One of the game’s stand out features is the appearance tab. A common problem encountered in MMOs is picking up gear which looks awesome, but if its stats are poor, players tend to get rid of it. In DCUO, when you equip armour and weaponry, the appearance options are then stored in a menu, and can be accessed at your leisure. For example, you can go from level 1 to 30, wearing the exact same outfit you made during the character creation process, no matter how many new items you equip.
Every time you level up in DC Universe Online, you will either be rewarded with a power or skill point – which can be spent on upgrading a weapon or unlocking a new ability – as well as stat increases. Abilities are displayed in trees, requiring you to spend points on certain powers in order to open new branches. MMO fans will be miffed to find that power descriptions are vague without any numbers regarding damage counts, range or healing effects, though this will hardly matter for the casual crowd. Another way of gaining skill points is by completing feats, which are basically mini-achievements, ranging from 10 points to 50. A skill point is unlocked every time you earn 100 feat points, adding another layer to quest-hunting and exploration.
The rate at which XP is distributed in DCUO is fairly unconventional as far as MMOs go. Usually when you start out, XP is rewarded generously, with the gradient becoming steeper as you progress. In DCUO however, the gradient is borderline flat due to the fact that missions are the only real source of XP, with there being virtually no point in grinding on enemies. It feels as though it took me just as longer to get from level 5 to 6 than it did from 28 to 29. The only condition that changes is the difficulty, though not by much; as long as you regularly update your gear and keep a sensible palette of powers, the game will never feel like a slog. It should take a week of steady gameplay to hit the max level or just a few days if you decide on blitzing DCUO with a group.

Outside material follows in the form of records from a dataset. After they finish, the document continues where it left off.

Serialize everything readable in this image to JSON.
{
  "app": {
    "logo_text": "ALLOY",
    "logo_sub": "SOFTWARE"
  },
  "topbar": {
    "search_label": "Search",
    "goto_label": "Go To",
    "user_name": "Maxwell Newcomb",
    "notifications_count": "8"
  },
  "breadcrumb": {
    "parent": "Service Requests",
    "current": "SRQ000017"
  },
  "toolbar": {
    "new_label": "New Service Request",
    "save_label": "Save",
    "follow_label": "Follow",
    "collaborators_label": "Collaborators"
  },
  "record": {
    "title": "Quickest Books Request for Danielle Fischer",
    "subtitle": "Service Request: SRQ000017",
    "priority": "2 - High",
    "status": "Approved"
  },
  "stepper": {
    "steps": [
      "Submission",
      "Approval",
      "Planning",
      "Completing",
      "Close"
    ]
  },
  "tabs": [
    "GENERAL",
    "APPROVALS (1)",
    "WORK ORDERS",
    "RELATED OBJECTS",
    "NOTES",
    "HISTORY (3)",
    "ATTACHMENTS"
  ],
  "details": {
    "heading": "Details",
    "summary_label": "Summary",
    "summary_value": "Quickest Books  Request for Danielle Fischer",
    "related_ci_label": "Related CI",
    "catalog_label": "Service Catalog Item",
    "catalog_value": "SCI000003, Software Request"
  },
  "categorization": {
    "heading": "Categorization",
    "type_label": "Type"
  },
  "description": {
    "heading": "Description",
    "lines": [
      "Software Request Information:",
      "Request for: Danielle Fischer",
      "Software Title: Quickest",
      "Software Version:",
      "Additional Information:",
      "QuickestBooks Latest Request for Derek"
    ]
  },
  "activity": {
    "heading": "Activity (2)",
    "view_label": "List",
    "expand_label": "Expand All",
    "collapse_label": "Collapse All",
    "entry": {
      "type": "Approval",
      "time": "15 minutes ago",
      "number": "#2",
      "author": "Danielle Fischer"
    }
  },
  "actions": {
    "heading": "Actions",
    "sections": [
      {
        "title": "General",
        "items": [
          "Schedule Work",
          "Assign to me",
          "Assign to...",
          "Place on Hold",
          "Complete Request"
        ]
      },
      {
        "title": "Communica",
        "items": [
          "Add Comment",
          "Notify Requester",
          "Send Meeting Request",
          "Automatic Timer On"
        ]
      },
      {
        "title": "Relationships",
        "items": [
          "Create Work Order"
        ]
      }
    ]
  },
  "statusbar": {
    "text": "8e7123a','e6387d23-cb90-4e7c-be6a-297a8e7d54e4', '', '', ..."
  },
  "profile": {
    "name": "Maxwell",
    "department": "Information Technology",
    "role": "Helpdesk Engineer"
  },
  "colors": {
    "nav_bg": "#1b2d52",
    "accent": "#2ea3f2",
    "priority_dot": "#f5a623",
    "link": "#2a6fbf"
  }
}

Metropolis and Gotham are both huge in scale, divided into several districts with a number of police stations and nightclubs scattered around the cities. These act as checkpoints for heroes and villains; a place where you can pick up missions, trade with vendors, check mail, and even teleport to The Watchtower or The Hall of Doom, depending on your moral alignment. They make for good drop-off points, but there are some key features missing, including banks and auction houses, which are located in the larger HQs. At The Watchtower or Hall of Doom you can do the same as you would at a checkpoint though they are both divided into four portions, catering to each origin type (Meta, Tech, Magic) as well as having a Main Wing. These areas are much larger and contain a number of unique vendors and stalls who sell everything from appearance options and raid gear to refreshing beverages and re-specs. There are also auction houses known as Brokers, though these are still not functional.